- YouView box - giving us the ability to record a couple of programmes at once. As a result we hardly ever watch a programme live, except the news. If it's a commercial channel, then you have the added benefit of being able to skip through the ads. And even better - you've got 7 days catchup on the main channels from the same programme guide. So anything we didn't record we tend to watch that way.
- Apple TV box - we pay £6 a month for Netflix and for that get more movies and TV boxed sets than we are ever likely to consume. Just finished the second season of House of Cards, which was absolutely brilliant. Currently hovering over starting Breaking Bad, which we've managed to resist. If we really need to watch a recent release, the same box gives us iTunes access to rentals in HD at comparable price to what we used to pay for DVD rentals.

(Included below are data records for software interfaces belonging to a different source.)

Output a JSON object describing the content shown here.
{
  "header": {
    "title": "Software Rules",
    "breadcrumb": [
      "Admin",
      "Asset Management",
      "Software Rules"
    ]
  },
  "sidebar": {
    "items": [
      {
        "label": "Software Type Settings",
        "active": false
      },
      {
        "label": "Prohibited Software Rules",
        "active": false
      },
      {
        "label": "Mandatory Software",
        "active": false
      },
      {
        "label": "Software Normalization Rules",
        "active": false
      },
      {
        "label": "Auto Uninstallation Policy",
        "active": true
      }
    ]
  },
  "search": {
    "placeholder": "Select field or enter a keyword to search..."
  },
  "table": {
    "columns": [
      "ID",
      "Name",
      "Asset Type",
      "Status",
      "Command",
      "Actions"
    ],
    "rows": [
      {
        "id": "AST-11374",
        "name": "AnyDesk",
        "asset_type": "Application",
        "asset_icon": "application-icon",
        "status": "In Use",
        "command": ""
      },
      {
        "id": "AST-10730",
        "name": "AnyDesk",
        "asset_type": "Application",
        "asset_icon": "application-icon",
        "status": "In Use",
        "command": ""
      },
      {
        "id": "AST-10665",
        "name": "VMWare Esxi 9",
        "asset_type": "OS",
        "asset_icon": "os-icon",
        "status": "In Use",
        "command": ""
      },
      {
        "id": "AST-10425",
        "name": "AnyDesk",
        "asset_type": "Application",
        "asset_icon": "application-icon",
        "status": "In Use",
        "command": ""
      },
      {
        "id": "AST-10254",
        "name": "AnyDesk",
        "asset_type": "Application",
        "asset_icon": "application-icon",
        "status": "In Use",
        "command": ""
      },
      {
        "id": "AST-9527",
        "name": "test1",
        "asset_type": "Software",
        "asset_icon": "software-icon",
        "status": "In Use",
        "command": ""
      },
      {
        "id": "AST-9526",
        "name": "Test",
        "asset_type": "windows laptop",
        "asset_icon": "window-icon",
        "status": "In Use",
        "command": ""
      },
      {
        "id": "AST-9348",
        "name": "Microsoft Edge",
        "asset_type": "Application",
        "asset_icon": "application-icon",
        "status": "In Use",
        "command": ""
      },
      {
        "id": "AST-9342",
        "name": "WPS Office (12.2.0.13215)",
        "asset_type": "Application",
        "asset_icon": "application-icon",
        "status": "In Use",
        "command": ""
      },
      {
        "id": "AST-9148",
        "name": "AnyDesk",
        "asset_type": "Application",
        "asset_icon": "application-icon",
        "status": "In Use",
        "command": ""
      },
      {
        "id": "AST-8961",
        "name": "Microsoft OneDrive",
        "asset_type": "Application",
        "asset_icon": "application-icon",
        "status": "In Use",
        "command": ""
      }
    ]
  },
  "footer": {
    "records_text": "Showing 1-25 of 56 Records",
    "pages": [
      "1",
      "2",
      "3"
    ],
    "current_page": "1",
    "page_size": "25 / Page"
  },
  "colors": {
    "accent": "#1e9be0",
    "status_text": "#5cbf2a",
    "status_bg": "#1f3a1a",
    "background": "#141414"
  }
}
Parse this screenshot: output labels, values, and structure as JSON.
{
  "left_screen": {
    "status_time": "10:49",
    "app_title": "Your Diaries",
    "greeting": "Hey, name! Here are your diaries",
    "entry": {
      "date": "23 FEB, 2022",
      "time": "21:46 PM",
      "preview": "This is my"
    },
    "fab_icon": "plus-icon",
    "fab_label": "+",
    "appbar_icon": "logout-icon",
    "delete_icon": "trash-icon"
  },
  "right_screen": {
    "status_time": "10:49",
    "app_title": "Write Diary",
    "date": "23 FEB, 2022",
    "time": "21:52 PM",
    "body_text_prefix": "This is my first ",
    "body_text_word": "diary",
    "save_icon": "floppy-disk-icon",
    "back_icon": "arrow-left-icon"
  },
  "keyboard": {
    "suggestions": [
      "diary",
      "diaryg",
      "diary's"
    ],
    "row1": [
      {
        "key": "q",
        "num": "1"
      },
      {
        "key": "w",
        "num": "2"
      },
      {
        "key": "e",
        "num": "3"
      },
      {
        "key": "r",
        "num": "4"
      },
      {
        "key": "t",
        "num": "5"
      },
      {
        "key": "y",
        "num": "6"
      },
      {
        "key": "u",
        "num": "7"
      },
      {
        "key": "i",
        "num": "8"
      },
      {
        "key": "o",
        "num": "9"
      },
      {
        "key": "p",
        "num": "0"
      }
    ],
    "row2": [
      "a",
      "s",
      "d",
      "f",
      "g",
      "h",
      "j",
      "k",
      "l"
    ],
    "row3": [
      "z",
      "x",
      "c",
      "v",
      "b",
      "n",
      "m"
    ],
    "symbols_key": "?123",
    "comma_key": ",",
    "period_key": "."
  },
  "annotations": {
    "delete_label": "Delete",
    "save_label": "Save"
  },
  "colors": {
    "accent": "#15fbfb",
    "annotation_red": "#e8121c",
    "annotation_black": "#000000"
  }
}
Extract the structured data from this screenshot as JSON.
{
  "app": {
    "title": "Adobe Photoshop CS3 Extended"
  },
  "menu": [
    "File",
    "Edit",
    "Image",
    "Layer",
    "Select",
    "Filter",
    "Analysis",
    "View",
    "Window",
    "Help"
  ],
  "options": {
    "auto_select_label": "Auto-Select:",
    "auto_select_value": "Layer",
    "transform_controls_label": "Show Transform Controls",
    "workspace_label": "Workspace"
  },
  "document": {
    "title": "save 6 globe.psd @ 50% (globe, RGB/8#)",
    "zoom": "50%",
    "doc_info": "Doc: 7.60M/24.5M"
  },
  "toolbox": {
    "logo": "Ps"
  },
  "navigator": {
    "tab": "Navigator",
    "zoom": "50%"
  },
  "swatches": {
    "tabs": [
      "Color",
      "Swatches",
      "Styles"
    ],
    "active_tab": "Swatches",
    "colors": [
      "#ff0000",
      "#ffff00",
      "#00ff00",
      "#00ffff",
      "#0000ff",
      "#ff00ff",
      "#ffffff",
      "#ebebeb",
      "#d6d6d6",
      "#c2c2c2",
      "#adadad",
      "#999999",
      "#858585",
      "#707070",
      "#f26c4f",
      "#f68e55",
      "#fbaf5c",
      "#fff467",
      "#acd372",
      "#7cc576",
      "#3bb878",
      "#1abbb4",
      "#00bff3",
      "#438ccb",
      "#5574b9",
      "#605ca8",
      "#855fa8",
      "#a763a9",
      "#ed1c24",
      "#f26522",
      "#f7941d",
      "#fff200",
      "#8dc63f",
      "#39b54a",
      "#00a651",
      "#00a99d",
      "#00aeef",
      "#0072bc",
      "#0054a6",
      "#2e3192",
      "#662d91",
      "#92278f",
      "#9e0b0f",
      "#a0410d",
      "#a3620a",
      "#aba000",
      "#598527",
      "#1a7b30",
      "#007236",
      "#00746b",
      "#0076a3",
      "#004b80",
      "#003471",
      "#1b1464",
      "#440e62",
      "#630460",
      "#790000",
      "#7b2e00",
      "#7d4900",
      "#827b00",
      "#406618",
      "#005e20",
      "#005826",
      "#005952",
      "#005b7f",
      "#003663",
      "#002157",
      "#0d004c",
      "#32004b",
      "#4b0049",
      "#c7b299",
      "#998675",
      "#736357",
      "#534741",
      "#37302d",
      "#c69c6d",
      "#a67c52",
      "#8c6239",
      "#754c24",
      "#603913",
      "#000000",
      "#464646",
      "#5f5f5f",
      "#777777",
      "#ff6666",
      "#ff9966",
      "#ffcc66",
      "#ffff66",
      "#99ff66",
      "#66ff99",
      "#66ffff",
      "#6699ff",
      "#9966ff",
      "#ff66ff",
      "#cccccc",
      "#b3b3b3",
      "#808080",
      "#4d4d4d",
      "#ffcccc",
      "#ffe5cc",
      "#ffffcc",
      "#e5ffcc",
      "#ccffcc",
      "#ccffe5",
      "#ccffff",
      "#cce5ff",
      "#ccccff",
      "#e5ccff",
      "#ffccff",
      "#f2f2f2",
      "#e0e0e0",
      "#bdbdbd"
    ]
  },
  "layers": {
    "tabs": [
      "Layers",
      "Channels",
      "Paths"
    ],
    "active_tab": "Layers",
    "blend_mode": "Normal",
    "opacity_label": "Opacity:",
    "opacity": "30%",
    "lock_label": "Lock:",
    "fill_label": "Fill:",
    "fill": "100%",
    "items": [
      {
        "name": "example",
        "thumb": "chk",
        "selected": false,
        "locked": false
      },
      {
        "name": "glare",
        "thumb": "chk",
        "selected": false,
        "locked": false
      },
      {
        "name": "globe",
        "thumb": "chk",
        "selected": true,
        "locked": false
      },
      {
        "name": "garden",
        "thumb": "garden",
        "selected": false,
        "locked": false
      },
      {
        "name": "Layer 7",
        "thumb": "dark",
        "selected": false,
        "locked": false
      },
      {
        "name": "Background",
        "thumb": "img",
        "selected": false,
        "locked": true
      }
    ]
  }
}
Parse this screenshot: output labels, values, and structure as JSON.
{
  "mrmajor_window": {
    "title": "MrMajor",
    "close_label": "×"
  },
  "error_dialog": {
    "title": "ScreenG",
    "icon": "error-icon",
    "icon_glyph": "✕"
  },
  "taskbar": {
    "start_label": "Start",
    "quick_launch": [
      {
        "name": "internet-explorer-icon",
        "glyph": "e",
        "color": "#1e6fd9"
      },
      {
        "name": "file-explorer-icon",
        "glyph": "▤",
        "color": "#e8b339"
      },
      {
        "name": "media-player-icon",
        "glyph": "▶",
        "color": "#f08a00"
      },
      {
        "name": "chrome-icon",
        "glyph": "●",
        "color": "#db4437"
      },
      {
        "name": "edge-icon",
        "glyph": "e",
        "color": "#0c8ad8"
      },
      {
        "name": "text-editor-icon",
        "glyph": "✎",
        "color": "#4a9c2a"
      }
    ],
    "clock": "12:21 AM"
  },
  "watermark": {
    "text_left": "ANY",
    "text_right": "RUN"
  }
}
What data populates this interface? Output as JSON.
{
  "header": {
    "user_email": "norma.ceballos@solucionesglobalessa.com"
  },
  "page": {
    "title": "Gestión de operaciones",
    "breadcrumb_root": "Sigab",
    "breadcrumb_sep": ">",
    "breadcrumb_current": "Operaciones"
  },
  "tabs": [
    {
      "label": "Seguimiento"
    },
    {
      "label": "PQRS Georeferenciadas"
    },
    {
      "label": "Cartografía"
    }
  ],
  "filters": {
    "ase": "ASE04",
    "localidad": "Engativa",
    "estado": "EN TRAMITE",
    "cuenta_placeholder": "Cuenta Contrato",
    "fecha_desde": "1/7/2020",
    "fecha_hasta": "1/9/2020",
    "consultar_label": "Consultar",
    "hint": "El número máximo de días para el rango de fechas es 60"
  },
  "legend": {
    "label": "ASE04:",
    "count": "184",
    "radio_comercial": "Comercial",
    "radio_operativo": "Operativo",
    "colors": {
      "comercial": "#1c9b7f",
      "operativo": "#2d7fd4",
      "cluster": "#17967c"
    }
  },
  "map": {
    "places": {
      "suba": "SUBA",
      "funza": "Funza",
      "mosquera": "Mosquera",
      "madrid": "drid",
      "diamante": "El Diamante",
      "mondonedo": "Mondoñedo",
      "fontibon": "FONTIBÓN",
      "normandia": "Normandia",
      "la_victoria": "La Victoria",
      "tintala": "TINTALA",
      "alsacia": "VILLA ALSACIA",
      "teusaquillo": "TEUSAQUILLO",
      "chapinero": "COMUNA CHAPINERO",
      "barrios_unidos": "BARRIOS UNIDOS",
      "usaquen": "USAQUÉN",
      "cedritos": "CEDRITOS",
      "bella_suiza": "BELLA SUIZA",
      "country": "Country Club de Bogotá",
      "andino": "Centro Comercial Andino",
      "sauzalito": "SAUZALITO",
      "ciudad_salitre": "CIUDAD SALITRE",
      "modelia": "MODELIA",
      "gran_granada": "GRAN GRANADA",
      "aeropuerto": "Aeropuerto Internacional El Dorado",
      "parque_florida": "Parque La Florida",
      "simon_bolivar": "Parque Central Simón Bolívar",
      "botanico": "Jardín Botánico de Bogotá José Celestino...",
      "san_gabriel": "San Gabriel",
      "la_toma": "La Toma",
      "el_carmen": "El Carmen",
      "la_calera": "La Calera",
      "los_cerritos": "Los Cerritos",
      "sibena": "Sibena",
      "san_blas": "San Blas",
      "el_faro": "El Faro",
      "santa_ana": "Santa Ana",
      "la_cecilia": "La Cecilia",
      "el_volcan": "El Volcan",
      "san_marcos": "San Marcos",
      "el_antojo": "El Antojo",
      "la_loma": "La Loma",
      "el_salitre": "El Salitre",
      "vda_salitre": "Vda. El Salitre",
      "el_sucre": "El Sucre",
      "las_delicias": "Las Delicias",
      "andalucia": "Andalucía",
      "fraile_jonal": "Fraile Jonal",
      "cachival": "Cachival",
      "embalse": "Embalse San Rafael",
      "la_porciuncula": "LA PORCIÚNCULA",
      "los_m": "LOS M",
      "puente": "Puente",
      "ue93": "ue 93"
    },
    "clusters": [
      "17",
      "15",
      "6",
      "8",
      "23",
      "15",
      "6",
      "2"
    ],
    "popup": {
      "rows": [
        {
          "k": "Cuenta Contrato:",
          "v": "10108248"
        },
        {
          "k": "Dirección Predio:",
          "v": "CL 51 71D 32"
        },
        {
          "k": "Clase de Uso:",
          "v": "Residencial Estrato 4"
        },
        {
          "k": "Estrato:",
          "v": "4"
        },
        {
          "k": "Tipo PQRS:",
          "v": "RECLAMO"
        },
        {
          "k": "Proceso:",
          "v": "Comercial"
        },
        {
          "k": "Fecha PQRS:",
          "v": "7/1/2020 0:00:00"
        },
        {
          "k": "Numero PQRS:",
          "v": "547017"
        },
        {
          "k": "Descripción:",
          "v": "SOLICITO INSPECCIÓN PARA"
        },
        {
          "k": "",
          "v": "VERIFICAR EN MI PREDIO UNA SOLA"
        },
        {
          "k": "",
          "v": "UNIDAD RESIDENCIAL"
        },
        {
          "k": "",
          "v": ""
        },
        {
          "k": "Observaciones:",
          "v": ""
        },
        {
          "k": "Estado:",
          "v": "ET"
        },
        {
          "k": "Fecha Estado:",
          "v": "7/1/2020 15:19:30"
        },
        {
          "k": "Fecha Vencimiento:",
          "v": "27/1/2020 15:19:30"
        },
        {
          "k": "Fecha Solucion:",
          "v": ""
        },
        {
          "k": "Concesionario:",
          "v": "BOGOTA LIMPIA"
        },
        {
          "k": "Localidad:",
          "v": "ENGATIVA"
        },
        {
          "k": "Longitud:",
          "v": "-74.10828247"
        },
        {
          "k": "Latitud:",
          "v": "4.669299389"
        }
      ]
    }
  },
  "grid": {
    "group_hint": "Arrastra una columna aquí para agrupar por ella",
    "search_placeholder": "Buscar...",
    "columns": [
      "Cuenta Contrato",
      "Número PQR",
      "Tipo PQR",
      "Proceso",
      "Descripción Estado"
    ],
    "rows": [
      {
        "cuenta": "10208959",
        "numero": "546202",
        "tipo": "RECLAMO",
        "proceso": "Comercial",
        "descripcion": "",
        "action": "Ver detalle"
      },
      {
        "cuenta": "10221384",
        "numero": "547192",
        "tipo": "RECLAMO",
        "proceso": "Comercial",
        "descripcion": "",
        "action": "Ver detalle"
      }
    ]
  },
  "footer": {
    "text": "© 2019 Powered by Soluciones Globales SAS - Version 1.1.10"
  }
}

- Blu-ray Player - Just occasionally we do still get things on disc, if only as presents, or where it's too obscure for the iTunes/Netflix, like our recent foray into The Lovers. The player has just got an added bonus as it's internet connected and has what used to be a Lovefilm Instant app, but is now Amazon Prime - so as Amazon Prime customers we get free access to the Lovefilm Instant free stuff. Not as good as Netflix, but some interesting non-overlapping content. I might finally get round to seeing Twin Peaks, which has come off Netflix, but is still on this service.
Of the options the Amazon/ex-Lovefilm is by far the worst, because its user interface is fairly poor (this may be down to the Sony Blu-ray player: we haven't tried it on a computer yet). But even so it's yet more stuff to watch at no extra charge. (Admittedly you have to be an Amazon Prime member, but we are.) I can honestly say, it's delightful having so much material instantly accessible, meaning that you can easily avoid Ant and Dec or any other primetime rubbish that is put out by the main channels, while still picking up the good stuff (like the new series of Silk, just started).
I suspect to the youth of today there's nothing remarkable about streaming TV over the internet, but I still get a frisson of excitement that I can get such high quality video and sound, on demand 24/7. And on the whole, with the occasional glitch, it just works.
The fascinating thing is that TV has gone through a bigger revolution than the e-book entering the publishing market, yet at the moment the traditional channels seem to be thriving. Profits are up at ITV, for instance. It could be because there are so many households that do still watch stuff as it comes through the aerial or the Sky box without practically everything being time shifted or streamed. So it could be a case of dead service walking. But these are certainly interesting times.